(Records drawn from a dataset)
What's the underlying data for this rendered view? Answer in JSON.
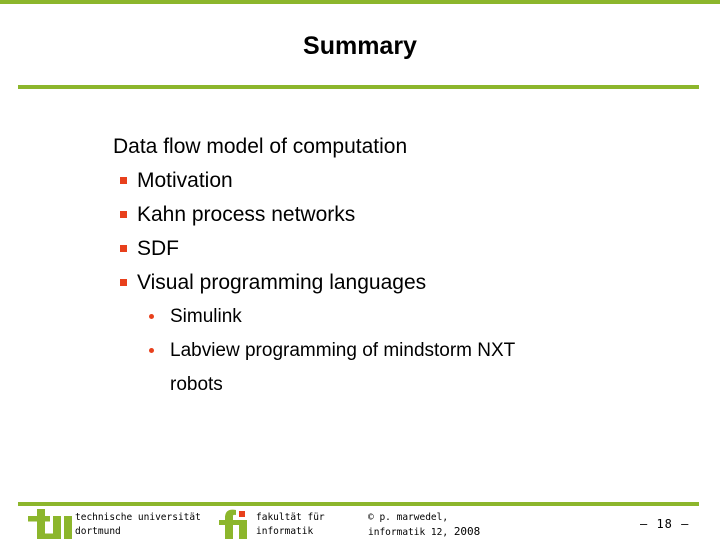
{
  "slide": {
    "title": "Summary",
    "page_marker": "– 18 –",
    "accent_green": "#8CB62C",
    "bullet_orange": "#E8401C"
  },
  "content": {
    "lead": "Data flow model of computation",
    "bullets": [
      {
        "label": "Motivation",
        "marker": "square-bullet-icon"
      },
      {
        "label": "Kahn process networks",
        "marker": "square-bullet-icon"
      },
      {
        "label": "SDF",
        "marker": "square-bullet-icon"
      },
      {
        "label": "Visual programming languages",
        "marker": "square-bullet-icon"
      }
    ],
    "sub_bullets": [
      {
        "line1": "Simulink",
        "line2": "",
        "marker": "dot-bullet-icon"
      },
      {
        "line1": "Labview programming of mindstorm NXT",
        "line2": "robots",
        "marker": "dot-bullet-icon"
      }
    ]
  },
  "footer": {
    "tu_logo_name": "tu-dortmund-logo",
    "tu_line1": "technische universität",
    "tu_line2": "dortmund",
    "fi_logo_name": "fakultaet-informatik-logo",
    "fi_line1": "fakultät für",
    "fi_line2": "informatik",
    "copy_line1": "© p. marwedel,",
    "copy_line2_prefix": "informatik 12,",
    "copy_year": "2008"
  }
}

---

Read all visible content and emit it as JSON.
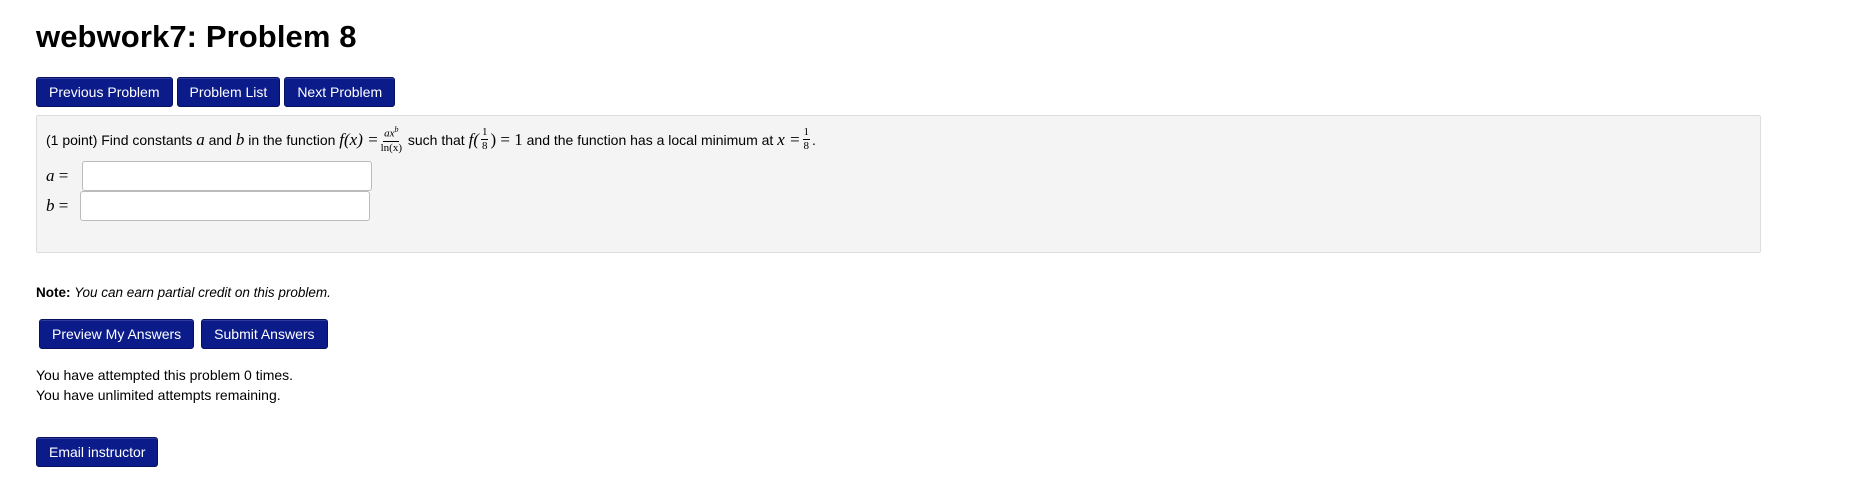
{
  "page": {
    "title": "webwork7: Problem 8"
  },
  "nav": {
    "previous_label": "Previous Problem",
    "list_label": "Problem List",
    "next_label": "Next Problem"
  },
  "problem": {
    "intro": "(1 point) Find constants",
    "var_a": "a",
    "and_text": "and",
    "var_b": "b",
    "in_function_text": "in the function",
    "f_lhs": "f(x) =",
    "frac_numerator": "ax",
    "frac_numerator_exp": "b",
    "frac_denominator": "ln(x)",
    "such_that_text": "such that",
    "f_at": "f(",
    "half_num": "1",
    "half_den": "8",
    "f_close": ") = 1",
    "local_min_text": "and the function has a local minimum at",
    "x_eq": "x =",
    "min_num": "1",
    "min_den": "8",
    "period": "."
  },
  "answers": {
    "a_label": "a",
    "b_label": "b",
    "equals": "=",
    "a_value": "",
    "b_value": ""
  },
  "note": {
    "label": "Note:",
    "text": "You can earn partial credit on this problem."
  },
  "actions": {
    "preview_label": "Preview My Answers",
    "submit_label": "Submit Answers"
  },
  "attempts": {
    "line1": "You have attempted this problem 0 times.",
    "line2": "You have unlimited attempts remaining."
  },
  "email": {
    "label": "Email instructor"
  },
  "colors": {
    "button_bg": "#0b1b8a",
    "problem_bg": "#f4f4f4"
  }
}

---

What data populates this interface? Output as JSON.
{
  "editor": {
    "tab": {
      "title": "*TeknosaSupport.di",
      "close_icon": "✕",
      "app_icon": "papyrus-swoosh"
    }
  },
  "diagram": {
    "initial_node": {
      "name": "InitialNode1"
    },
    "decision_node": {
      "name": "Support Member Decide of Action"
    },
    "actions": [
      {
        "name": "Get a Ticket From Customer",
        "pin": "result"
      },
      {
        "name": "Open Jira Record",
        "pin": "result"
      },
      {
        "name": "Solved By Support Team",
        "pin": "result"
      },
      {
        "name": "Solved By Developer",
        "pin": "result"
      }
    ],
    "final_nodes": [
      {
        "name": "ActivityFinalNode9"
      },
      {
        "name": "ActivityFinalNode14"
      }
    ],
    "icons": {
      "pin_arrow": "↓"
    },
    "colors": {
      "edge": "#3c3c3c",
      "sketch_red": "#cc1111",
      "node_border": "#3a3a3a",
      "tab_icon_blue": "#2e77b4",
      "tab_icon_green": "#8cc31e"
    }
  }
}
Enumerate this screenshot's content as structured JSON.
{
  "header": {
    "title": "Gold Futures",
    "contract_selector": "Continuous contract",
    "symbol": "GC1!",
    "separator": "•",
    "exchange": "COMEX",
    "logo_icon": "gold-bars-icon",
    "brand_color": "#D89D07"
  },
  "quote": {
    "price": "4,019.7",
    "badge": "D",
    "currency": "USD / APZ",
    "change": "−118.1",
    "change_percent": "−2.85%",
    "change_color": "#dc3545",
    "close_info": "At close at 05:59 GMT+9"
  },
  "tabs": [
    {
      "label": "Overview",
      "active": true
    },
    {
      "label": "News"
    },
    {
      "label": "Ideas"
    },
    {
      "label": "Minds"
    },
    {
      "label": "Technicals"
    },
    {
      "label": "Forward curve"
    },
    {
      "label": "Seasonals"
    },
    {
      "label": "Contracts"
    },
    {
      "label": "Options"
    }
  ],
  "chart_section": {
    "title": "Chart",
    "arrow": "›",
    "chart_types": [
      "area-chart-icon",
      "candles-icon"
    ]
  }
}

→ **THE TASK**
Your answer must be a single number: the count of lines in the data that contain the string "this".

→ **WRITTEN ANSWER**
5